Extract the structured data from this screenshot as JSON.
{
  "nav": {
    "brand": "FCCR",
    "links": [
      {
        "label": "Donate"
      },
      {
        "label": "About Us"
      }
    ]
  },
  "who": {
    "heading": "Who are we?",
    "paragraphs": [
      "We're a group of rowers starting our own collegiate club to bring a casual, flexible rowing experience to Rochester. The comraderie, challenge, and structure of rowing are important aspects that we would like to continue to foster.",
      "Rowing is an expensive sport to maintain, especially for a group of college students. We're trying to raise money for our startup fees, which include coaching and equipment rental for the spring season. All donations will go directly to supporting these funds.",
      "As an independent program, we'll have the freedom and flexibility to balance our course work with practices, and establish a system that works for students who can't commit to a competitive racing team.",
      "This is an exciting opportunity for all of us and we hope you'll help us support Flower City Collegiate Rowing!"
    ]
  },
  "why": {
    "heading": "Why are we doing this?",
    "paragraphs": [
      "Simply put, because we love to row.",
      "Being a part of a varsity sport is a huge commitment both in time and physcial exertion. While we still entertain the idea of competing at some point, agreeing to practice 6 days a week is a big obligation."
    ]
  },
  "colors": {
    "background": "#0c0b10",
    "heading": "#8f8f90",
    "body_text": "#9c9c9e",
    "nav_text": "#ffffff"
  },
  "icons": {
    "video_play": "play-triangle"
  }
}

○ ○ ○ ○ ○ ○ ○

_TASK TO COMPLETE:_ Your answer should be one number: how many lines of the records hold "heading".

_REPLY:_ 3